CA Italia then ensured that its framework was aligned with the Crédit Agricole group framework, under which Crédit Agricole CIB (CACIB), Crédit Agricole SA and Crédit Agricole Home Loan SFH have issued – the latter with a €1.25bn 10 year debut green covered bond in November 2019.
“A significant part of the investor calls were dedicated to the green structuring elements of the transaction,” said Antoine Rose, director, sustainable banking, CACIB. “We highlighted the work CA Italia has done with CIRF to be able to define specific local eligibility criteria aligned with the ambitions of the Crédit Agricole green bond framework.
“We also structured this transaction following the same principles we applied for the other group issuers, and all the allocation and impact reporting will be embedded in the same group communications. That’s one of the specificities of our approach, to maintain a high level of coherence between all the group issuers.”
Following these preparations, the issuer then contemplated its funding needs, according to Marlat.
“We were ready a couple of months ago,” he said, “but we analysed the developments in ECB policy to consider whether we should or could review our funding plan and go to the market or not. Meanwhile, we had a lot of positive feedback from investors regarding the green format, and also saw the first green BTP and a lot of green bonds from issuers in other formats.
“In the end, we had promised our investors to be present in the market on a frequent basis, so decided to proceed. It was also attractive to be the first Italian issuer of a green bond, if you bear in mind that we have also been the first Italian issuer in an ultra-long maturity and the first to issue in dual-tranche format.”
CA Italia sold a €750m 25 year OBG as part of a dual-tranche issue in January 2020, and its first dual-tranche trade was in October 2016. The issuer has meanwhile become the Italian issuer with the largest outstandings, its latest issue taking its benchmark OBG stock to €8.75bn.
After announcing the mandate for the new issue on Friday and holding investor calls, leads Crédit Agricole CIB (sole structuring advisor and global coordinator), IMI-Intesa, Natixis, UniCredit and RBI priced the €500m no-grow 12 year obbligazioni bancarie garantite (OBGs) at 9bp over mid-swaps yesterday on the back of over €750m of demand, following guidance of the 10bp area.
“We also realised that we have now become the first to issue with a single-digit spread,” said Marlat.
At its spread of 9bp over mid-swaps, the €500m 12 year transaction is the tightest ever Italian euro benchmark.
The limited, €500m no-grow size of the new issue was cited as contributing to the tight level, and Vincent Hoarau, head of FIG syndicate at CACIB, noted that this reflected the favourable liquidity situation and consequent lack of need for CA Italia to approach the market, and meant the limited oversubscription that was highlighted by some bankers away from the deal was of no concern.
“The issuer decided to pull the trigger in green format because they had promised investors that they would approach the market on a regular basis,” he said. “This was also in line with the group strategy, while in terms of all-in funding cost there was little upside in waiting, but this means that pricing was then the primary consideration, rather than size.
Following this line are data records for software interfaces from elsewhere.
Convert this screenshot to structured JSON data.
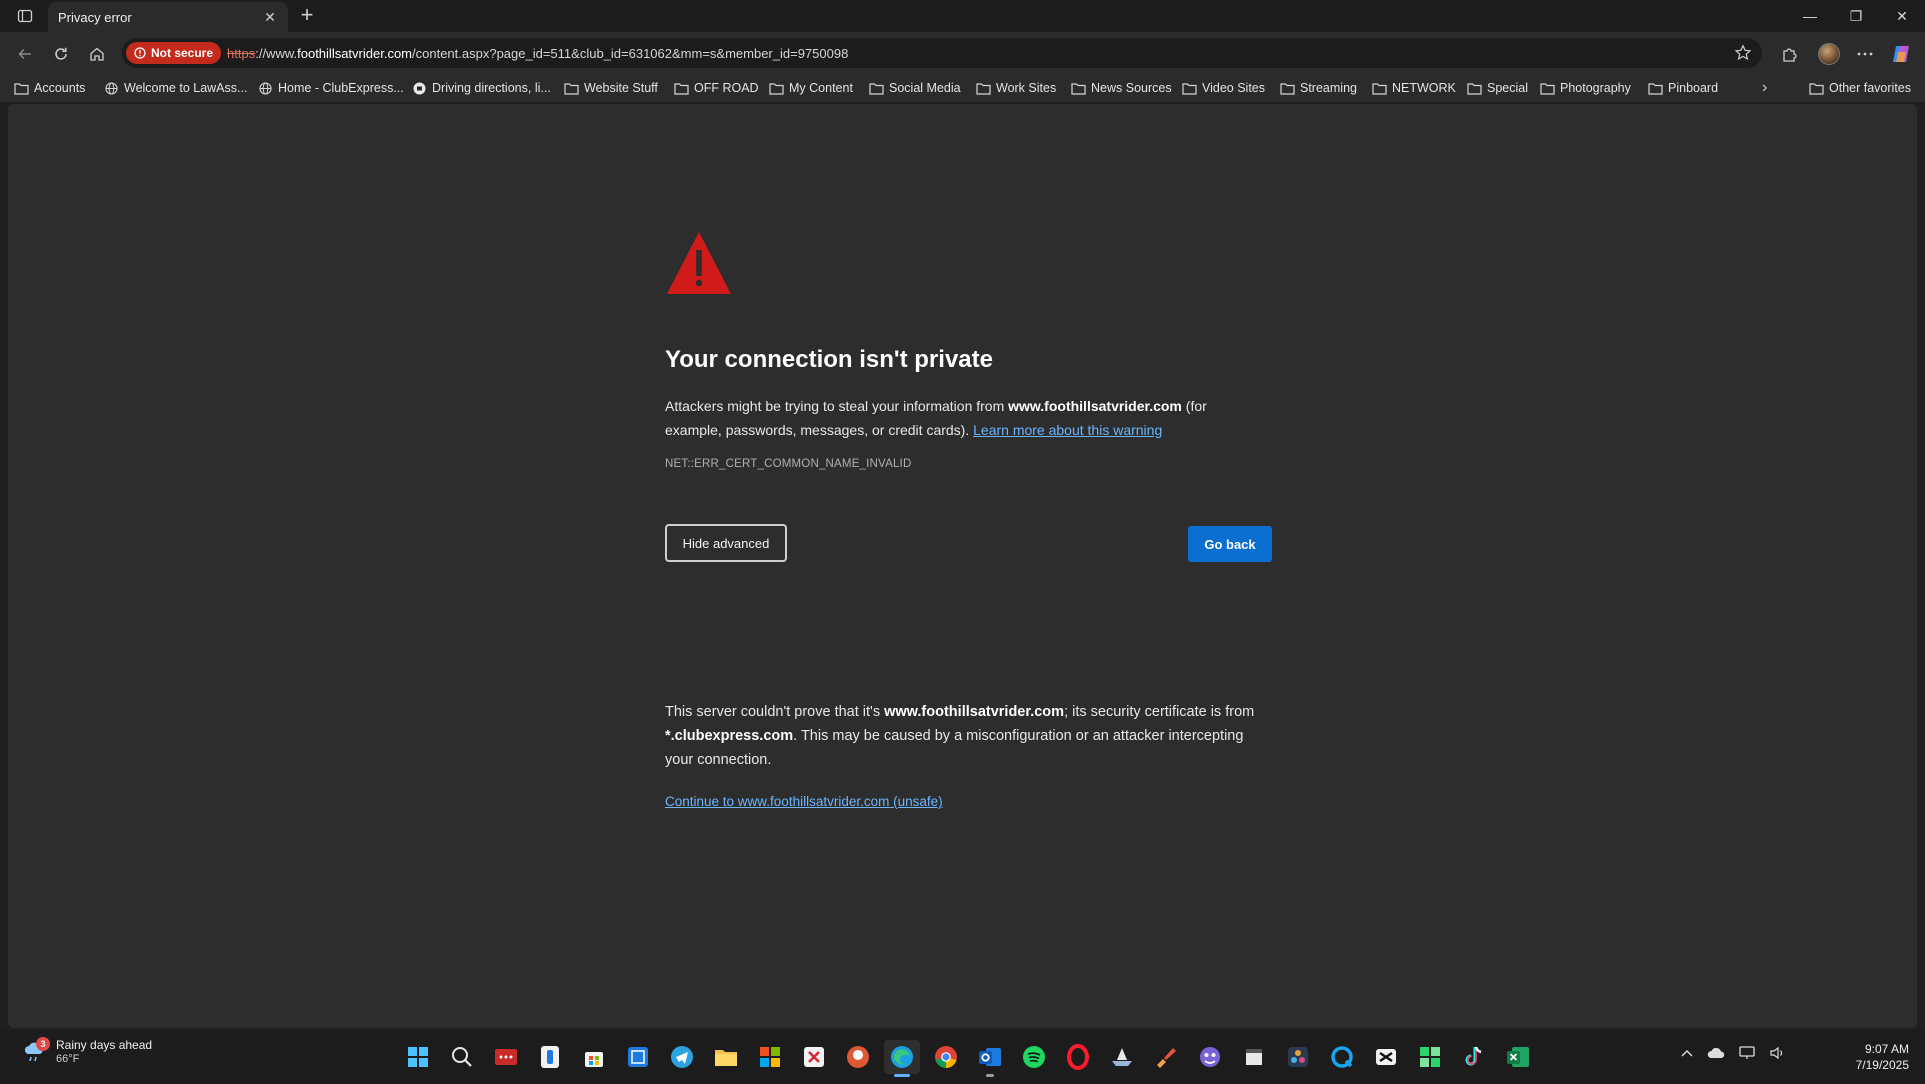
{
  "browser": {
    "tab": {
      "title": "Privacy error",
      "close": "✕"
    },
    "new_tab": "+",
    "window_controls": {
      "minimize": "—",
      "restore": "❐",
      "close": "✕"
    },
    "address": {
      "security_label": "Not secure",
      "url_scheme": "https",
      "url_prefix": "://www.",
      "url_host": "foothillsatvrider.com",
      "url_path": "/content.aspx?page_id=511&club_id=631062&mm=s&member_id=9750098"
    }
  },
  "bookmarks": {
    "items": [
      {
        "label": "Accounts",
        "icon": "folder-icon"
      },
      {
        "label": "Welcome to LawAss...",
        "icon": "globe-icon"
      },
      {
        "label": "Home - ClubExpress...",
        "icon": "globe-icon"
      },
      {
        "label": "Driving directions, li...",
        "icon": "map-icon"
      },
      {
        "label": "Website Stuff",
        "icon": "folder-icon"
      },
      {
        "label": "OFF ROAD",
        "icon": "folder-icon"
      },
      {
        "label": "My Content",
        "icon": "folder-icon"
      },
      {
        "label": "Social Media",
        "icon": "folder-icon"
      },
      {
        "label": "Work Sites",
        "icon": "folder-icon"
      },
      {
        "label": "News Sources",
        "icon": "folder-icon"
      },
      {
        "label": "Video Sites",
        "icon": "folder-icon"
      },
      {
        "label": "Streaming",
        "icon": "folder-icon"
      },
      {
        "label": "NETWORK",
        "icon": "folder-icon"
      },
      {
        "label": "Special",
        "icon": "folder-icon"
      },
      {
        "label": "Photography",
        "icon": "folder-icon"
      },
      {
        "label": "Pinboard",
        "icon": "folder-icon"
      }
    ],
    "overflow": "›",
    "other": "Other favorites"
  },
  "error": {
    "title": "Your connection isn't private",
    "desc_before": "Attackers might be trying to steal your information from ",
    "desc_host": "www.foothillsatvrider.com",
    "desc_after": " (for example, passwords, messages, or credit cards). ",
    "learn_more": "Learn more about this warning",
    "code": "NET::ERR_CERT_COMMON_NAME_INVALID",
    "hide_advanced": "Hide advanced",
    "go_back": "Go back",
    "detail_1": "This server couldn't prove that it's ",
    "detail_host": "www.foothillsatvrider.com",
    "detail_2": "; its security certificate is from ",
    "detail_cert": "*.clubexpress.com",
    "detail_3": ". This may be caused by a misconfiguration or an attacker intercepting your connection.",
    "continue_link": "Continue to www.foothillsatvrider.com (unsafe)"
  },
  "colors": {
    "accent": "#0a6fd0",
    "link": "#6cb6ff",
    "danger": "#c42b1c",
    "warning_red": "#d11a1a"
  },
  "taskbar": {
    "weather": {
      "badge": "3",
      "text": "Rainy days ahead",
      "temp": "66°F"
    },
    "apps": [
      "windows-start-icon",
      "search-icon",
      "dots-app-icon",
      "keyboard-app-icon",
      "store-icon",
      "calculator-icon",
      "telegram-icon",
      "file-explorer-icon",
      "microsoft-icon",
      "snip-icon",
      "duckduckgo-icon",
      "edge-icon",
      "chrome-icon",
      "outlook-icon",
      "spotify-icon",
      "opera-icon",
      "ship-app-icon",
      "brush-app-icon",
      "copilot-icon",
      "clapper-icon",
      "davinci-icon",
      "q-app-icon",
      "capcut-icon",
      "green-app-icon",
      "tiktok-icon",
      "excel-icon"
    ],
    "clock": {
      "time": "9:07 AM",
      "date": "7/19/2025"
    }
  }
}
That set the tone for the transaction and why we were able to achieve a really nice result in the single-digits.
“Bear in mind that we had BPCE with two tranches on the same day with pricing implying that fair value in 12 years would be around 2bp,” he added, “so the reality is that CA Italia came just 7bp back from a prime French issuer’s curve.”
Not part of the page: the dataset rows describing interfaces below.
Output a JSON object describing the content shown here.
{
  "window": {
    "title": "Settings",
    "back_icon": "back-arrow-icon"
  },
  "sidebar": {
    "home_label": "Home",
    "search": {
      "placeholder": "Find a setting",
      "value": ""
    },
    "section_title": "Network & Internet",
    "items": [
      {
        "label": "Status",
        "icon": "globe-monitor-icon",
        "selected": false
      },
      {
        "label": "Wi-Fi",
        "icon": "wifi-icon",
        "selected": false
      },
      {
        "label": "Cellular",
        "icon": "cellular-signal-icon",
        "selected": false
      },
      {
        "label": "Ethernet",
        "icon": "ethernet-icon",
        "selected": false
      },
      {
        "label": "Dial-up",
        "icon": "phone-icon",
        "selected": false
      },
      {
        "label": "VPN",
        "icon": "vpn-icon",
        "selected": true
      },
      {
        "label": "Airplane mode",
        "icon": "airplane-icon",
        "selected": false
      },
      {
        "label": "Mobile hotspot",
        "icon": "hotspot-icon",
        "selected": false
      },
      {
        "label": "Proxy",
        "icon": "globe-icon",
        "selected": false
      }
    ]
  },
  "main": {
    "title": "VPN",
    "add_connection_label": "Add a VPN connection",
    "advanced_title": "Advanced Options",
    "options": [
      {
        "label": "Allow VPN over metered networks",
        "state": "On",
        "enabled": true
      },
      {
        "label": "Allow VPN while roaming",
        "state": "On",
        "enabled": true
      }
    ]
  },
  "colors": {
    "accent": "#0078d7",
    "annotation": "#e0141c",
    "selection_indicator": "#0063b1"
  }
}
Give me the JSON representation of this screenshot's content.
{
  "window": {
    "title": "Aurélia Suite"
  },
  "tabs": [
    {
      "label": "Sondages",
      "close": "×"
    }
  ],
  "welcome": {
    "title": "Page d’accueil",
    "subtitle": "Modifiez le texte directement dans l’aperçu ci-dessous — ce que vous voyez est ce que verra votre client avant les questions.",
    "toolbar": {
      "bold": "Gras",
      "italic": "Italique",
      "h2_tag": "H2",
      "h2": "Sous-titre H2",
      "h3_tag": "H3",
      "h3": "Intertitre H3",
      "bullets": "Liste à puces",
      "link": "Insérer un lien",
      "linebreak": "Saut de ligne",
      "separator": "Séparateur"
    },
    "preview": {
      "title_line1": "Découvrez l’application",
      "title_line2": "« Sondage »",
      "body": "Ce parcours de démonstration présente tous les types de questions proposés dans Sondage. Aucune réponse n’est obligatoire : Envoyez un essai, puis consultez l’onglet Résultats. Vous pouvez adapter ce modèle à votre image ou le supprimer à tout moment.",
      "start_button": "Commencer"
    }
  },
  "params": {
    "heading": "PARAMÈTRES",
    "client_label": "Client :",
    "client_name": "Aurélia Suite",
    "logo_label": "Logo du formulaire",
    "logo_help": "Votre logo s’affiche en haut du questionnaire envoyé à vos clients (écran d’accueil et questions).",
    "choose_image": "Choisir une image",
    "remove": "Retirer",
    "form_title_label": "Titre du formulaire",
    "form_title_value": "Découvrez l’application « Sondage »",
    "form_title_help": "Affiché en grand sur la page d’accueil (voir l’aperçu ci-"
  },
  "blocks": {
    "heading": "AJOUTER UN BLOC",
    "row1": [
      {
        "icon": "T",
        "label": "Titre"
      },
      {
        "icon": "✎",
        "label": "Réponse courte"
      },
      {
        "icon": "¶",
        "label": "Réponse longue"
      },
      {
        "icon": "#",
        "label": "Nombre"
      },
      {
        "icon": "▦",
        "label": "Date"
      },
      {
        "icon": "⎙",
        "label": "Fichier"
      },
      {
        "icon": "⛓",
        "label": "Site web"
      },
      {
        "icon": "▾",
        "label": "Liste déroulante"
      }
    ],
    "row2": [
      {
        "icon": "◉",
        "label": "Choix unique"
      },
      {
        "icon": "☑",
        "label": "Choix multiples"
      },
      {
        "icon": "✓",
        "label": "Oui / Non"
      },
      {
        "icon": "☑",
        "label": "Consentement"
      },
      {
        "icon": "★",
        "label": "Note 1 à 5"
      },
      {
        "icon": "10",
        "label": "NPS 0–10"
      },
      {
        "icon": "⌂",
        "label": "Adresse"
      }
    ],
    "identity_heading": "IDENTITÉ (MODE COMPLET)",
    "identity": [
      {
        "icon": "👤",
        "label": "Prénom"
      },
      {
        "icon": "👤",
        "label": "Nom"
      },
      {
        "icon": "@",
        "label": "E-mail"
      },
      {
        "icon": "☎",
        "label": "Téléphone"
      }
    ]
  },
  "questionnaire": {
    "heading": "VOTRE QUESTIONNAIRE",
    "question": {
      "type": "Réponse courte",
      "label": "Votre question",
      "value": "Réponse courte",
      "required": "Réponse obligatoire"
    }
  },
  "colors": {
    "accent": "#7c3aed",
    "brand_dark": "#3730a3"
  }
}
According to Hoarau, the green nature of the deal attracted good participation from ESG investors and improved the granularity of the orderbook. Italian accounts were allocated 53.0% of the issue, Germany and Austria 25.2%, France 9.0%, Nordics 7.0%, the UK and Ireland 2.3%, and others 3.5%. Banks and private banks took 47.9%, funds 26.0%, and official institutions 26.1%.